Assignment: List every line below containing "desc".
++++++
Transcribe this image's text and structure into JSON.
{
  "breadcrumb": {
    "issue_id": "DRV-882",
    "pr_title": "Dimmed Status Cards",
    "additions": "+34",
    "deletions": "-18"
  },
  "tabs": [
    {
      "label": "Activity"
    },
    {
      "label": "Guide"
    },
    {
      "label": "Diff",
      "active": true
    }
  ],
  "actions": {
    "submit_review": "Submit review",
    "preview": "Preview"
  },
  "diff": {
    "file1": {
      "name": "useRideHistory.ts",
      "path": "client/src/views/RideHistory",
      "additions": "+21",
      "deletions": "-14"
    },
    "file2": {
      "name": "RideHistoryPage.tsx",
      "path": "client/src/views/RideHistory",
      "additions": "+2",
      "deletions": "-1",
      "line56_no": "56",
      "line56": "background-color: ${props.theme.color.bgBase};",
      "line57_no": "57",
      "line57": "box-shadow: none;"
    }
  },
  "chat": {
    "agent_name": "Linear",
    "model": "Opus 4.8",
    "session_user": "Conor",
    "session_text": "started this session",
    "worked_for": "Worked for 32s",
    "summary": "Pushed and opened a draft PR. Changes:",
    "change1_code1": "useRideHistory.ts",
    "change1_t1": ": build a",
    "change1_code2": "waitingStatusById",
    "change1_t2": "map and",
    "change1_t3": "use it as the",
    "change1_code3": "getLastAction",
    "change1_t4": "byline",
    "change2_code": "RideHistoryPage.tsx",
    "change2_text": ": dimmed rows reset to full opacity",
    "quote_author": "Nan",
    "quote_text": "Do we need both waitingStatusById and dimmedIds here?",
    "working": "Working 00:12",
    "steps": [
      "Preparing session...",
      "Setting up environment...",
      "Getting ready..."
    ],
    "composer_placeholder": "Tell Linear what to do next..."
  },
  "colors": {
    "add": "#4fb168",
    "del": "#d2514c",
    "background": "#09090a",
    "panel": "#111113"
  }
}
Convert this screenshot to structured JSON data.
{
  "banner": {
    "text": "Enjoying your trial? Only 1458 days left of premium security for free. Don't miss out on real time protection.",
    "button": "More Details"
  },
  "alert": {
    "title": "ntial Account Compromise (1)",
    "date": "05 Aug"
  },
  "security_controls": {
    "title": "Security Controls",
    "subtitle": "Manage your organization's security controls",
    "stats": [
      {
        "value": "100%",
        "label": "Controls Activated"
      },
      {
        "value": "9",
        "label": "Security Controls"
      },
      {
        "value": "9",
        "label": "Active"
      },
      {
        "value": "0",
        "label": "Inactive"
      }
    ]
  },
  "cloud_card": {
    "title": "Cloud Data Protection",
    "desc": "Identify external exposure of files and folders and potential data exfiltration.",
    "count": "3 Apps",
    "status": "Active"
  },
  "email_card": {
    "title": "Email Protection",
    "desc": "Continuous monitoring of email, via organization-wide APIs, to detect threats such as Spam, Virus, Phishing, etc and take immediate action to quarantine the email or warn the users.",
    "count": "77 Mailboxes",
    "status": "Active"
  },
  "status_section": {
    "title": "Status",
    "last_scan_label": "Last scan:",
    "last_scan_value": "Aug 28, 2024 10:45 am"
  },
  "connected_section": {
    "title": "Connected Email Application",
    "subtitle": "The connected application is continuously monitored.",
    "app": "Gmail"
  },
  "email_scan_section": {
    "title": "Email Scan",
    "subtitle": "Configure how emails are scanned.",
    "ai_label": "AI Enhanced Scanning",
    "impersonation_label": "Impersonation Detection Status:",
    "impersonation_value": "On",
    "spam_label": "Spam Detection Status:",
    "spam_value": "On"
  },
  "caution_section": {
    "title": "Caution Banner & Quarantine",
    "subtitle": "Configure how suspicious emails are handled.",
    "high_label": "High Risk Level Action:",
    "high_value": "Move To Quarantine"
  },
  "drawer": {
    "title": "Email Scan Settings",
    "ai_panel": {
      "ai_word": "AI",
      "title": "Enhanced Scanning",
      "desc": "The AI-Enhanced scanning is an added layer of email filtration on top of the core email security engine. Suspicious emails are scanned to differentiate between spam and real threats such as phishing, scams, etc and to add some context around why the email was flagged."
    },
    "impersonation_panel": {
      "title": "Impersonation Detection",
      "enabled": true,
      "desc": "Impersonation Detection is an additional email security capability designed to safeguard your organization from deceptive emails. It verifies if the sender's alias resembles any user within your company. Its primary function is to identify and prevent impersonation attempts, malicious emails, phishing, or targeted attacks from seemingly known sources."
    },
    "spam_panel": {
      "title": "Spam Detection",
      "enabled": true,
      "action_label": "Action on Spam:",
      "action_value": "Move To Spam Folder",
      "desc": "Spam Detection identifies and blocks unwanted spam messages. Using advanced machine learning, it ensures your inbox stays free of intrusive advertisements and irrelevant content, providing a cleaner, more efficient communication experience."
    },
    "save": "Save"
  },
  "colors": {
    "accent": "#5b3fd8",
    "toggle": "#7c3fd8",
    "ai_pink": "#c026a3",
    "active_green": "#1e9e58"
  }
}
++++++
Worked solution:
    "desc": "Identify external exposure of files and folders and potential data exfiltration.",
    "desc": "Continuous monitoring of email, via organization-wide APIs, to detect threats such as Spam, Virus, Phishing, etc and take immediate action to quarantine the email or warn the users.",
      "desc": "The AI-Enhanced scanning is an added layer of email filtration on top of the core email security engine. Suspicious emails are scanned to differentiate between spam and real threats such as phishing, scams, etc and to add some context around why the email was flagged."
      "desc": "Impersonation Detection is an additional email security capability designed to safeguard your organization from deceptive emails. It verifies if the sender's alias resembles any user within your company. Its primary function is to identify and prevent impersonation attempts, malicious emails, phishing, or targeted attacks from seemingly known sources."
      "desc": "Spam Detection identifies and blocks unwanted spam messages. Using advanced machine learning, it ensures your inbox stays free of intrusive advertisements and irrelevant content, providing a cleaner, more efficient communication experience."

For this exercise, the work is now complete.